→ **DATA SHOWN**
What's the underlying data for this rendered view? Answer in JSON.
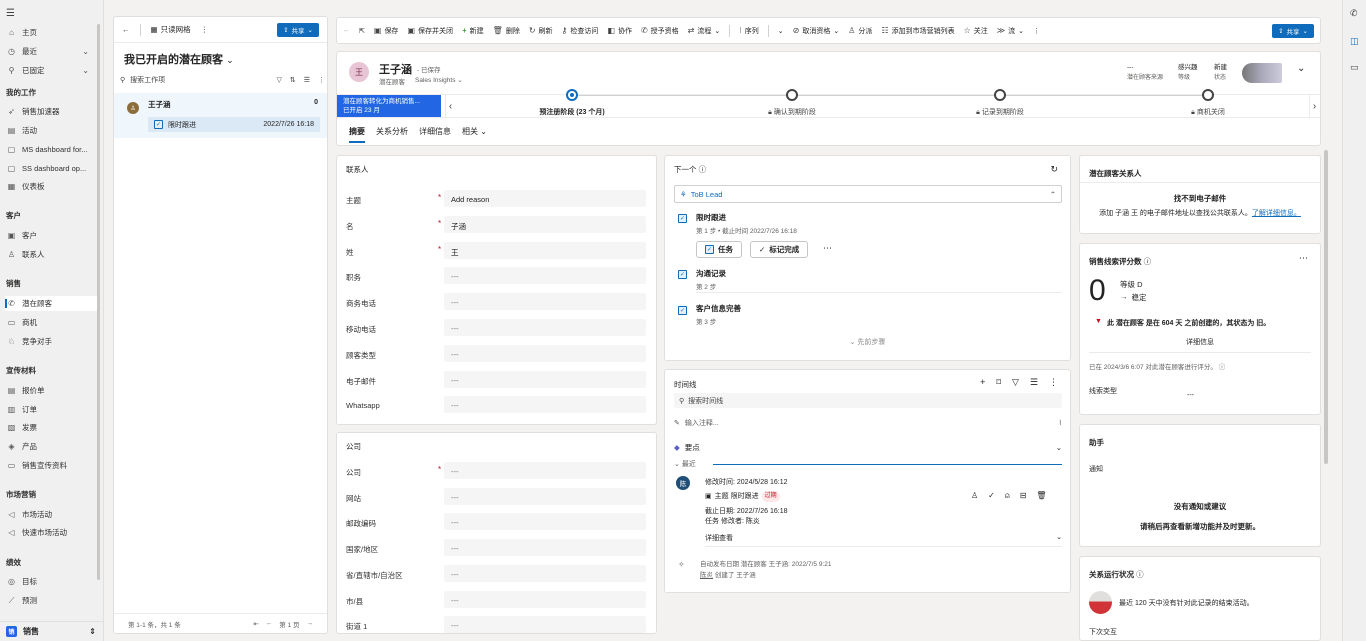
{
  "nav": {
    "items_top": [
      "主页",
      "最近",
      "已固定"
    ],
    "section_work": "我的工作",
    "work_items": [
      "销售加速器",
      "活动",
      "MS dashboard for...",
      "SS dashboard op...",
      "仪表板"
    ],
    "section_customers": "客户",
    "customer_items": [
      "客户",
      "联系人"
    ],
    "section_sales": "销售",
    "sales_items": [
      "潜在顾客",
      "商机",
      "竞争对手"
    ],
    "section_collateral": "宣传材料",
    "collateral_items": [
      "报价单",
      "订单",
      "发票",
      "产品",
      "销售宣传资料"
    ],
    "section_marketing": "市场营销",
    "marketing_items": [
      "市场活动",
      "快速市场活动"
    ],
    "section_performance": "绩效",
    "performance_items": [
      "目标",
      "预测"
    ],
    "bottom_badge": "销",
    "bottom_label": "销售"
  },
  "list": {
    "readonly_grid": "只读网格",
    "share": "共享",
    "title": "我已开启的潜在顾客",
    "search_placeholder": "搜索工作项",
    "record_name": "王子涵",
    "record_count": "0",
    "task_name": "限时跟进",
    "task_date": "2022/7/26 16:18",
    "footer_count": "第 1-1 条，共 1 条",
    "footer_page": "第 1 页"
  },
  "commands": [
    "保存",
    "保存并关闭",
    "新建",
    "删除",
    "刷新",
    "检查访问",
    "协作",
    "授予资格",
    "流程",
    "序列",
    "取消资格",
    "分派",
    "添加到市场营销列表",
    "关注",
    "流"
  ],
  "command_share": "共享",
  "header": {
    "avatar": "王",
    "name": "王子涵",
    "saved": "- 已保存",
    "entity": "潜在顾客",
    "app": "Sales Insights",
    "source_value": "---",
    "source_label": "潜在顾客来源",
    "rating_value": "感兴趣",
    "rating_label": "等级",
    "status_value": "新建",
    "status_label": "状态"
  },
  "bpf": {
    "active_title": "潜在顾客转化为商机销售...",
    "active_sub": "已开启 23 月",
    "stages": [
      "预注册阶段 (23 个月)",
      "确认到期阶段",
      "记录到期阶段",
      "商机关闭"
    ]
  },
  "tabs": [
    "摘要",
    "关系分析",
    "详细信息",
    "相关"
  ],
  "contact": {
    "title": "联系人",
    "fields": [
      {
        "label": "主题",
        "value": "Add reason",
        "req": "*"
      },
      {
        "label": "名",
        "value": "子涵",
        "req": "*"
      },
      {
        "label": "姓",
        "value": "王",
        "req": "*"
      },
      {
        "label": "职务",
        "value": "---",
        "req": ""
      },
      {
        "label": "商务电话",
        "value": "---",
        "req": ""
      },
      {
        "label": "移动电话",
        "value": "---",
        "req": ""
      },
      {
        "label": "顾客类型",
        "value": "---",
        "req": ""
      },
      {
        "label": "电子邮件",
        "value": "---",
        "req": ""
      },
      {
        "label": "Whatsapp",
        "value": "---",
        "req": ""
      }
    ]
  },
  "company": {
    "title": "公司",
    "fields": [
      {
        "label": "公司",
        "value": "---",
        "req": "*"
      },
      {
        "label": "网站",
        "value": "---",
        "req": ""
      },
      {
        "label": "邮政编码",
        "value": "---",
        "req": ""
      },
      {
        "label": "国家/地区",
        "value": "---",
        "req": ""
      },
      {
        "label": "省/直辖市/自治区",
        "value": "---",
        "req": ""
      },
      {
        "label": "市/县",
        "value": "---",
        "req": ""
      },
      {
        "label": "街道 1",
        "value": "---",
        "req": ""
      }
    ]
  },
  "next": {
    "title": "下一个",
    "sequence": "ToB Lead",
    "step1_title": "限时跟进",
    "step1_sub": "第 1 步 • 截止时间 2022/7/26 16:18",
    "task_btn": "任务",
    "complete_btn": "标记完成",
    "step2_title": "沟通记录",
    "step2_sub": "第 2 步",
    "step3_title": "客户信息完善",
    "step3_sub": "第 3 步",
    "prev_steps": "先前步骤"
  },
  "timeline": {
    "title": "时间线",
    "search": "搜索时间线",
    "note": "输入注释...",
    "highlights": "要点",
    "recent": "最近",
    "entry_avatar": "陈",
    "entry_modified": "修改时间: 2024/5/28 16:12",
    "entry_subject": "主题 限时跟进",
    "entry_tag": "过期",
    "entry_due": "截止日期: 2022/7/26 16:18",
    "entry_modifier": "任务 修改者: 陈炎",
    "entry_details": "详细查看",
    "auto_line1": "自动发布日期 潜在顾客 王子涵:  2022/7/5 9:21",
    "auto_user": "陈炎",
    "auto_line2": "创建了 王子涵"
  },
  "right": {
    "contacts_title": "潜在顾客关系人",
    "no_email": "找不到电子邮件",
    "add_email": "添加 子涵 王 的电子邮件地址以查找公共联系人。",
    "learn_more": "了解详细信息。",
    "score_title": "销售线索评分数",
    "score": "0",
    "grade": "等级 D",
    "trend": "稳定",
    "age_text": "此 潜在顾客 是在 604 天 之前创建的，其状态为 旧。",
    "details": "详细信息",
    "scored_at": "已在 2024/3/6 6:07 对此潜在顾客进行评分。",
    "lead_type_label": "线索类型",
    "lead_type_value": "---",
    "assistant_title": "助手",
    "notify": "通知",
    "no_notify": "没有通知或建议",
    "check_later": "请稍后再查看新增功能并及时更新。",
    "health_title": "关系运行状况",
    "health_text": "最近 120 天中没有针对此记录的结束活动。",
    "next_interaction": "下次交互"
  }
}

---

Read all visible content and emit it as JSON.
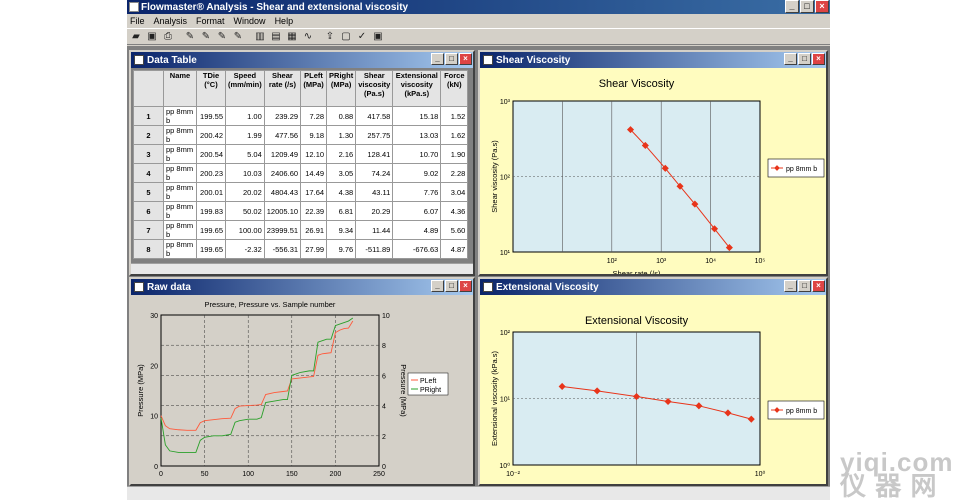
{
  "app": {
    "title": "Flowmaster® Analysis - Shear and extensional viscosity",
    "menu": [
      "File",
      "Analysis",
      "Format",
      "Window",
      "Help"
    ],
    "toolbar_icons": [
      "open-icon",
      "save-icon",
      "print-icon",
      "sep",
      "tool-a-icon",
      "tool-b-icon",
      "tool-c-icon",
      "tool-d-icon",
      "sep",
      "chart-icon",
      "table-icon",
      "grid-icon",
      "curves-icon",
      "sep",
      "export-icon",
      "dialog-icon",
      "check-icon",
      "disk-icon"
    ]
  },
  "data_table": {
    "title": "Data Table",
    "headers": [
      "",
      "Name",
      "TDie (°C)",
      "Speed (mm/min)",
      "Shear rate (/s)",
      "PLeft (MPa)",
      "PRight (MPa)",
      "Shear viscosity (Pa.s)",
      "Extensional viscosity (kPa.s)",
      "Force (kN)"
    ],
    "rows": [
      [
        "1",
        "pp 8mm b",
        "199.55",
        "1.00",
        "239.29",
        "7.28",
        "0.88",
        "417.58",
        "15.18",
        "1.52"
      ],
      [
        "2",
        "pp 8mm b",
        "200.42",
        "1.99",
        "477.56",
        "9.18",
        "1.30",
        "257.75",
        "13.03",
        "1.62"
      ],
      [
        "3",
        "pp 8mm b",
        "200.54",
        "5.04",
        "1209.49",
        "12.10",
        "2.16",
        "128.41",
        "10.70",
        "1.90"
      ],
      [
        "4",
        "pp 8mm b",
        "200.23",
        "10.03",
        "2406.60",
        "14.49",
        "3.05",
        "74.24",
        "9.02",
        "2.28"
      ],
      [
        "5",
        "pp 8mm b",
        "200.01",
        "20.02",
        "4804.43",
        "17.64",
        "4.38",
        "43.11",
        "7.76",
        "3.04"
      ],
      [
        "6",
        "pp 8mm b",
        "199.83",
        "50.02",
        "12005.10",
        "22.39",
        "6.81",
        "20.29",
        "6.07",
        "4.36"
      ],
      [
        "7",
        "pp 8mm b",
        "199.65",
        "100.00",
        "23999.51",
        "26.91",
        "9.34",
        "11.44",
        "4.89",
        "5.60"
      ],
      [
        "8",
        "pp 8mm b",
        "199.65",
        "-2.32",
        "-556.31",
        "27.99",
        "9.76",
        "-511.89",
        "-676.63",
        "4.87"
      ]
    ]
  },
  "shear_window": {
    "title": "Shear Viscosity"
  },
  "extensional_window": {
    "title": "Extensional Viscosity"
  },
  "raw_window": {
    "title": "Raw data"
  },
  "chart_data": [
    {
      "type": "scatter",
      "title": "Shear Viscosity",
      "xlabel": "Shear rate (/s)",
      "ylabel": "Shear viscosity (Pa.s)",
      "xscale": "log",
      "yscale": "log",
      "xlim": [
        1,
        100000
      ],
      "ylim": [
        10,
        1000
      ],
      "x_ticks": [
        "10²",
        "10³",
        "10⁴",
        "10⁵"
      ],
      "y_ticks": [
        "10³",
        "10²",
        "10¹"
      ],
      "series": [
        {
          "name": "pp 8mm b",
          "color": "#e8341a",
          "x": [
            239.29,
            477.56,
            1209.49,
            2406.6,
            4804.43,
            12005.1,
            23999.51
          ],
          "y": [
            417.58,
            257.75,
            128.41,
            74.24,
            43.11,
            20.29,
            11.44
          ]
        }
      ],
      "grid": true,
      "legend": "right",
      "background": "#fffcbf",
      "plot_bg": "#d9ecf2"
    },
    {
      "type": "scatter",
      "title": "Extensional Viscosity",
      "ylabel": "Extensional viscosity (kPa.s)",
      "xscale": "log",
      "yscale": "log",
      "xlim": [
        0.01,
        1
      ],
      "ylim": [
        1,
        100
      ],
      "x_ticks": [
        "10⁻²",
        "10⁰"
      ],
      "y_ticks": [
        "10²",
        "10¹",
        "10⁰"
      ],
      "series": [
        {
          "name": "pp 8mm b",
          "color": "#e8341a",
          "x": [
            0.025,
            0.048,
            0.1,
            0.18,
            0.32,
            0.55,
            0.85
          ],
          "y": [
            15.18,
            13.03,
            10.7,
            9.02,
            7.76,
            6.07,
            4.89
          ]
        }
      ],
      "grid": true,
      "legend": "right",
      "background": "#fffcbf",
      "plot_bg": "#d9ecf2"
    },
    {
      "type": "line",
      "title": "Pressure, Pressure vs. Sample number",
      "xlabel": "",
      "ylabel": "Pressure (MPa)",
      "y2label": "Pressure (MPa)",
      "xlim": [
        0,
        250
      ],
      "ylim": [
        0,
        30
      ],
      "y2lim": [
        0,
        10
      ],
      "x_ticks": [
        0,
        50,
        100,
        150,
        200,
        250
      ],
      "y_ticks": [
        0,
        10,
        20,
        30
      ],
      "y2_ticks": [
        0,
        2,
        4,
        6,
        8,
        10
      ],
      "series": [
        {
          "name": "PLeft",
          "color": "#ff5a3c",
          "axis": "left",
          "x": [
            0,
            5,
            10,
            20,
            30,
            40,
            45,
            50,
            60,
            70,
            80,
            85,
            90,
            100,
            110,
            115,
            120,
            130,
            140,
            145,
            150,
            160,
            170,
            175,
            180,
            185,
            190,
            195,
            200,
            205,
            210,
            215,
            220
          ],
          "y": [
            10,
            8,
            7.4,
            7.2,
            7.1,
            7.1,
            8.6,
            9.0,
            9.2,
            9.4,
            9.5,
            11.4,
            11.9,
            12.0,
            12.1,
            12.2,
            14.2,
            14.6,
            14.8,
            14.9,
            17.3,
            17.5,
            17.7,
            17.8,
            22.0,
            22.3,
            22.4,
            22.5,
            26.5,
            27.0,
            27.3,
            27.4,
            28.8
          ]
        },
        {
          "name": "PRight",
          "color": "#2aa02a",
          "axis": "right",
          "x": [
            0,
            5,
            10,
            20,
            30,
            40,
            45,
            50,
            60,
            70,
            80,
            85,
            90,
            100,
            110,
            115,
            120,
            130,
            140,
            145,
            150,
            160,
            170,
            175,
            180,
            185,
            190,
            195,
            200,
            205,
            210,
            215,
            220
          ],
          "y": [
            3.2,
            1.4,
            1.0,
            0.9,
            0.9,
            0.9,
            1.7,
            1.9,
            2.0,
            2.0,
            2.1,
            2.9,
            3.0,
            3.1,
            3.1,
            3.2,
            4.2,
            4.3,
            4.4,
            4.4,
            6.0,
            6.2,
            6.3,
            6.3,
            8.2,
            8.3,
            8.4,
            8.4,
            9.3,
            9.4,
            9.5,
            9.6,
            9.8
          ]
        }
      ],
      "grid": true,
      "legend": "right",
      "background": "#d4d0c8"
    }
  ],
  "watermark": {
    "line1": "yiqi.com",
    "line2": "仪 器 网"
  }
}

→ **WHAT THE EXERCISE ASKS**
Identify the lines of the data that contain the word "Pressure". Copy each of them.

→ **YOUR RESPONSE**
      "title": "Pressure, Pressure vs. Sample number",
      "ylabel": "Pressure (MPa)",
      "y2label": "Pressure (MPa)",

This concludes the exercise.